#### Exercise instructions
Working from the listing below, pick each line containing the word "content" and copy it.

--------

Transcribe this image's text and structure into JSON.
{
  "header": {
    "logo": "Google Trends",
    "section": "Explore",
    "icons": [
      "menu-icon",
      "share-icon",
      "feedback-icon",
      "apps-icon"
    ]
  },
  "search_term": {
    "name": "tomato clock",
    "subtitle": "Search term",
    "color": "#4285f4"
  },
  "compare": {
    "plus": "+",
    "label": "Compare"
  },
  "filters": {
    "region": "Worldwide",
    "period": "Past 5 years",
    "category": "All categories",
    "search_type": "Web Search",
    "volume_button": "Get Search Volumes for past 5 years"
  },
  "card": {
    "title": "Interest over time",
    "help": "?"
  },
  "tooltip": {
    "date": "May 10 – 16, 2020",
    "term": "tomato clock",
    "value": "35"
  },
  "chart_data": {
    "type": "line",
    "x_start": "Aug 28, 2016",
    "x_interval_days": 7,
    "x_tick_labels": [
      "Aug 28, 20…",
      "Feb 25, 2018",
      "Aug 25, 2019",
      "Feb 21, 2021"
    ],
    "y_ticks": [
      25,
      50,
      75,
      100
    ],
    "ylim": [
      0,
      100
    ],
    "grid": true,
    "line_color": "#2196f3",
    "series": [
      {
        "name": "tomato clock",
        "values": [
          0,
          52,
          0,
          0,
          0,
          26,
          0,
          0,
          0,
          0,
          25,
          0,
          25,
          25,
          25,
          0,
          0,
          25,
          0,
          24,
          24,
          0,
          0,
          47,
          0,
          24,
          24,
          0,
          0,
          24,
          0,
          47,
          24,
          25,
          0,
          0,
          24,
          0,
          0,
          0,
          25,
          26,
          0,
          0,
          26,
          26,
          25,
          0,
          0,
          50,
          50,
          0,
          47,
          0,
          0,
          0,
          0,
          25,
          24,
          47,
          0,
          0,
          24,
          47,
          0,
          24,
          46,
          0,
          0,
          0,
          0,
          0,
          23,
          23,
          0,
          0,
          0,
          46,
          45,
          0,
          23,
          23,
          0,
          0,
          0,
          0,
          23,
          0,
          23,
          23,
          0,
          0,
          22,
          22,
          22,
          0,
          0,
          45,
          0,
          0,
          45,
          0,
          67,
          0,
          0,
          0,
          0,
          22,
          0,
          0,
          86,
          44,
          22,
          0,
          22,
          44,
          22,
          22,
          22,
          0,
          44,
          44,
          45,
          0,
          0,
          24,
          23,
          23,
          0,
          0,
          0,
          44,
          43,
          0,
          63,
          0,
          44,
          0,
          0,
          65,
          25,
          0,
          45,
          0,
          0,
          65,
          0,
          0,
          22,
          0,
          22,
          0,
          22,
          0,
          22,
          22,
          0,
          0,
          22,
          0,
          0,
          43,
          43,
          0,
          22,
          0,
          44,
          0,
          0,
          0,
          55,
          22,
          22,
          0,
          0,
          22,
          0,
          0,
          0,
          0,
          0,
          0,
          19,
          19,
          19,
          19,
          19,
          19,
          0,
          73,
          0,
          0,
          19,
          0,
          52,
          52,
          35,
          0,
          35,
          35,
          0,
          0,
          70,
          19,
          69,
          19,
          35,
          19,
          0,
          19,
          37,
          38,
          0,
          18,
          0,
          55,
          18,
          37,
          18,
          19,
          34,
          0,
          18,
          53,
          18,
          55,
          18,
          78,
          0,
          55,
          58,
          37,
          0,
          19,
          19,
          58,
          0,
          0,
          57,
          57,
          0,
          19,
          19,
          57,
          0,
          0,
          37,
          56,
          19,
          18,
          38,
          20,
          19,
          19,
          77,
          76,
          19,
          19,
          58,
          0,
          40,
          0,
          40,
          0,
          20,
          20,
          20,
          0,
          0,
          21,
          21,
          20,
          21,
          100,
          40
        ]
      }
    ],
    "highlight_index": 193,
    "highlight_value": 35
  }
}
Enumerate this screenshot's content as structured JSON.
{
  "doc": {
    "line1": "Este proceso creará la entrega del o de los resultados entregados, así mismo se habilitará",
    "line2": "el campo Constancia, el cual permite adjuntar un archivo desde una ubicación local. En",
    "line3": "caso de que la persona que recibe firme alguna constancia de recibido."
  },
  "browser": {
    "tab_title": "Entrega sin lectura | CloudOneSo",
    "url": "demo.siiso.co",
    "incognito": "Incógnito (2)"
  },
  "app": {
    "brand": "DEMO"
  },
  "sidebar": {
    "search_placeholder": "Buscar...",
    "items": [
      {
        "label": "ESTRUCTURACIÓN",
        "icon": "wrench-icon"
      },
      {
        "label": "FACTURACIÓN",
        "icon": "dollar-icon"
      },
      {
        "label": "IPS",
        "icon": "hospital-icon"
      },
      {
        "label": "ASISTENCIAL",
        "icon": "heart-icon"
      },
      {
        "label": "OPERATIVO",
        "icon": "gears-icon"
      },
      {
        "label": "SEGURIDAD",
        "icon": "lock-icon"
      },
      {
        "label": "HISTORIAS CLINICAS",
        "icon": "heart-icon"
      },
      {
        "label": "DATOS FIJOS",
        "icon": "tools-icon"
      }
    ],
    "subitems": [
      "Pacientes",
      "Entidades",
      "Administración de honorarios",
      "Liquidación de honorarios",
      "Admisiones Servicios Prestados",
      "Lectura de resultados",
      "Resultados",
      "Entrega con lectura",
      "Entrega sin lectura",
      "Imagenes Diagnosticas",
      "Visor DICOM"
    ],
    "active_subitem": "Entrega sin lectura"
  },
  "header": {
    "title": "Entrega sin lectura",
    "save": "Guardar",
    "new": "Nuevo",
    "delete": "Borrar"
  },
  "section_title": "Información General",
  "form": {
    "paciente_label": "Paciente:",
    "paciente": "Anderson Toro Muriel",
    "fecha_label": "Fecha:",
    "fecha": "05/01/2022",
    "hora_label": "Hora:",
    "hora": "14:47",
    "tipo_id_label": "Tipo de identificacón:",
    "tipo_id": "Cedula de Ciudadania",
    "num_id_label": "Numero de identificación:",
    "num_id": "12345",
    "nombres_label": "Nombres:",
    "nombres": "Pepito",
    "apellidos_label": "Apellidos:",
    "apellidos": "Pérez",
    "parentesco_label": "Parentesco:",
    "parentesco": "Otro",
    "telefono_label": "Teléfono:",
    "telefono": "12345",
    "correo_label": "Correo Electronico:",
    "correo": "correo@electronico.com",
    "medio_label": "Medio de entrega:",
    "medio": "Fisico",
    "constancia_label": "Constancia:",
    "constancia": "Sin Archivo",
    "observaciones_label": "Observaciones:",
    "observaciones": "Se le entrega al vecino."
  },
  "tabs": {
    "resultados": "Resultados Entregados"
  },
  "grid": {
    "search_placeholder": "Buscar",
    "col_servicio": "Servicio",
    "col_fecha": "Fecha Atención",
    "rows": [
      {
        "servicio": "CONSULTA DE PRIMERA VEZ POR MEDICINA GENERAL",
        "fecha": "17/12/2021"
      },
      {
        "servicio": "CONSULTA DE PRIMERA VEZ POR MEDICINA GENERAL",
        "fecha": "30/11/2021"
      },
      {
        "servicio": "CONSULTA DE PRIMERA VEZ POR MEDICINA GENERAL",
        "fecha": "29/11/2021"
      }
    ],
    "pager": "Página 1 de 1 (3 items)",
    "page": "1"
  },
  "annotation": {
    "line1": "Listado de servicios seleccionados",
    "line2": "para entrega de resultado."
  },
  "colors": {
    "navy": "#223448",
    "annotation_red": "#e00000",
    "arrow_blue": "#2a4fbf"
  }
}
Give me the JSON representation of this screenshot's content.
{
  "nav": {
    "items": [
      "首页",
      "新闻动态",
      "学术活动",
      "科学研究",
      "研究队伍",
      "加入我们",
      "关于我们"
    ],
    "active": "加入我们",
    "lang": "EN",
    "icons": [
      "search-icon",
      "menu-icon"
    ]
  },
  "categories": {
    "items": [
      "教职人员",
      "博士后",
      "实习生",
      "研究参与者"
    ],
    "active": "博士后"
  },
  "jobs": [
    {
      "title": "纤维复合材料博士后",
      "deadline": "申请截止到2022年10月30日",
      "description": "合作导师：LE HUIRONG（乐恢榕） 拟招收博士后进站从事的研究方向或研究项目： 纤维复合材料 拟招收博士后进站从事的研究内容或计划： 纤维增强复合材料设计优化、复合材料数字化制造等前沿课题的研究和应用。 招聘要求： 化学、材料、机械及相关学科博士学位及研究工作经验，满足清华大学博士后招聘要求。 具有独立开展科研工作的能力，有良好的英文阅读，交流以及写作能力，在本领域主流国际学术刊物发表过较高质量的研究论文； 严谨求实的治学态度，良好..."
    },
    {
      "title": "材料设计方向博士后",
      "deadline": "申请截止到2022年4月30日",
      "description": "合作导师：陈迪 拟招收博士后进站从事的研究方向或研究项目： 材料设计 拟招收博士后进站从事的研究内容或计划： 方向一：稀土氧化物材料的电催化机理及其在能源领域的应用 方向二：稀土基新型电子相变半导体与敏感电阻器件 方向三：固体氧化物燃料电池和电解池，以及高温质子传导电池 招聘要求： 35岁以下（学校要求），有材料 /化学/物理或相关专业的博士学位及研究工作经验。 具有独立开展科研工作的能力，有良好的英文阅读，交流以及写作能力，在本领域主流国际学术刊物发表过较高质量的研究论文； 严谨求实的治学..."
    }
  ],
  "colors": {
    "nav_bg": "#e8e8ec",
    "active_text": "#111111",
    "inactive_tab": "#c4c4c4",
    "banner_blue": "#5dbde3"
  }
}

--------

#### Exercise solution
Enumerate this screenshot's content as structured JSON.
Give me the JSON representation of this screenshot's content.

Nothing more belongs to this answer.